**WHAT YOU WILL DO**
Each line from the one holding "Convert this screenshot" to the last line of the listing must be set down exactly. No pictures are to be included.
○ ○ ○ ○ ○ ○ ○
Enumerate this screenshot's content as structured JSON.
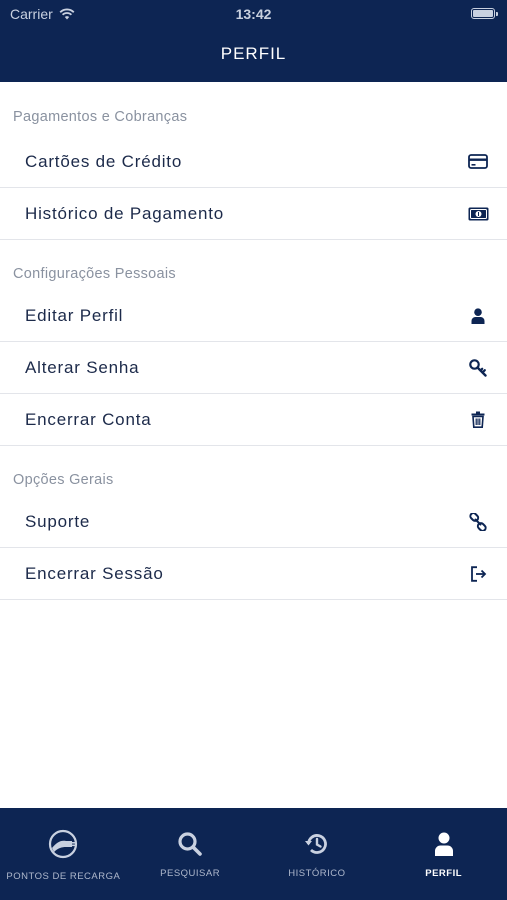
{
  "status_bar": {
    "carrier": "Carrier",
    "time": "13:42"
  },
  "header": {
    "title": "PERFIL"
  },
  "sections": [
    {
      "title": "Pagamentos e Cobranças",
      "items": [
        {
          "label": "Cartões de Crédito",
          "icon": "credit-card-icon"
        },
        {
          "label": "Histórico de Pagamento",
          "icon": "money-bill-icon"
        }
      ]
    },
    {
      "title": "Configurações Pessoais",
      "items": [
        {
          "label": "Editar Perfil",
          "icon": "user-icon"
        },
        {
          "label": "Alterar Senha",
          "icon": "key-icon"
        },
        {
          "label": "Encerrar Conta",
          "icon": "trash-icon"
        }
      ]
    },
    {
      "title": "Opções Gerais",
      "items": [
        {
          "label": "Suporte",
          "icon": "link-icon"
        },
        {
          "label": "Encerrar Sessão",
          "icon": "sign-out-icon"
        }
      ]
    }
  ],
  "tabbar": {
    "tabs": [
      {
        "label": "PONTOS DE RECARGA",
        "icon": "charging-plug-icon",
        "active": false
      },
      {
        "label": "PESQUISAR",
        "icon": "search-icon",
        "active": false
      },
      {
        "label": "HISTÓRICO",
        "icon": "history-icon",
        "active": false
      },
      {
        "label": "PERFIL",
        "icon": "user-icon",
        "active": true
      }
    ]
  },
  "colors": {
    "primary": "#0d2553",
    "text": "#1c2a4a",
    "section_title": "#8a92a0",
    "divider": "#e3e5ea",
    "tab_inactive": "#aeb8cc"
  }
}
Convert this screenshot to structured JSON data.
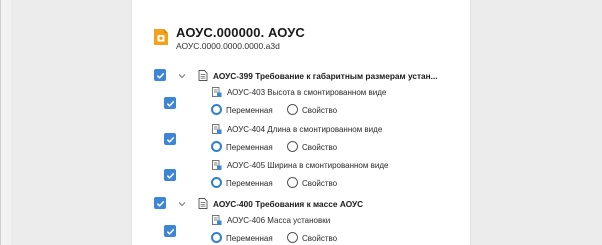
{
  "header": {
    "title": "АОУС.000000.  АОУС",
    "subtitle": "АОУС.0000.0000.0000.a3d"
  },
  "groups": [
    {
      "label": "АОУС-399  Требование к габаритным размерам устан...",
      "checked": true,
      "children": [
        {
          "label": "АОУС-403  Высота в смонтированном виде",
          "checked": true,
          "option_selected": "Переменная",
          "option_other": "Свойство"
        },
        {
          "label": "АОУС-404  Длина в смонтированном виде",
          "checked": true,
          "option_selected": "Переменная",
          "option_other": "Свойство"
        },
        {
          "label": "АОУС-405  Ширина в смонтированном виде",
          "checked": true,
          "option_selected": "Переменная",
          "option_other": "Свойство"
        }
      ]
    },
    {
      "label": "АОУС-400  Требования к массе АОУС",
      "checked": true,
      "children": [
        {
          "label": "АОУС-406  Масса установки",
          "checked": true,
          "option_selected": "Переменная",
          "option_other": "Свойство"
        }
      ]
    }
  ],
  "icons": {
    "header": "document-lock-icon",
    "group": "document-icon",
    "child": "requirement-icon",
    "expander": "chevron-down-icon",
    "checkbox": "checkmark-icon"
  },
  "colors": {
    "accent": "#3d86d6",
    "header_icon": "#f5a21b",
    "background": "#ececec",
    "panel": "#ffffff"
  }
}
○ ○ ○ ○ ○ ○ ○
**RESULT**
Convert this screenshot to structured JSON data.
{
  "header": {
    "title": "АОУС.000000.  АОУС",
    "subtitle": "АОУС.0000.0000.0000.a3d"
  },
  "groups": [
    {
      "label": "АОУС-399  Требование к габаритным размерам устан...",
      "checked": true,
      "children": [
        {
          "label": "АОУС-403  Высота в смонтированном виде",
          "checked": true,
          "option_selected": "Переменная",
          "option_other": "Свойство"
        },
        {
          "label": "АОУС-404  Длина в смонтированном виде",
          "checked": true,
          "option_selected": "Переменная",
          "option_other": "Свойство"
        },
        {
          "label": "АОУС-405  Ширина в смонтированном виде",
          "checked": true,
          "option_selected": "Переменная",
          "option_other": "Свойство"
        }
      ]
    },
    {
      "label": "АОУС-400  Требования к массе АОУС",
      "checked": true,
      "children": [
        {
          "label": "АОУС-406  Масса установки",
          "checked": true,
          "option_selected": "Переменная",
          "option_other": "Свойство"
        }
      ]
    }
  ],
  "icons": {
    "header": "document-lock-icon",
    "group": "document-icon",
    "child": "requirement-icon",
    "expander": "chevron-down-icon",
    "checkbox": "checkmark-icon"
  },
  "colors": {
    "accent": "#3d86d6",
    "header_icon": "#f5a21b",
    "background": "#ececec",
    "panel": "#ffffff"
  }
}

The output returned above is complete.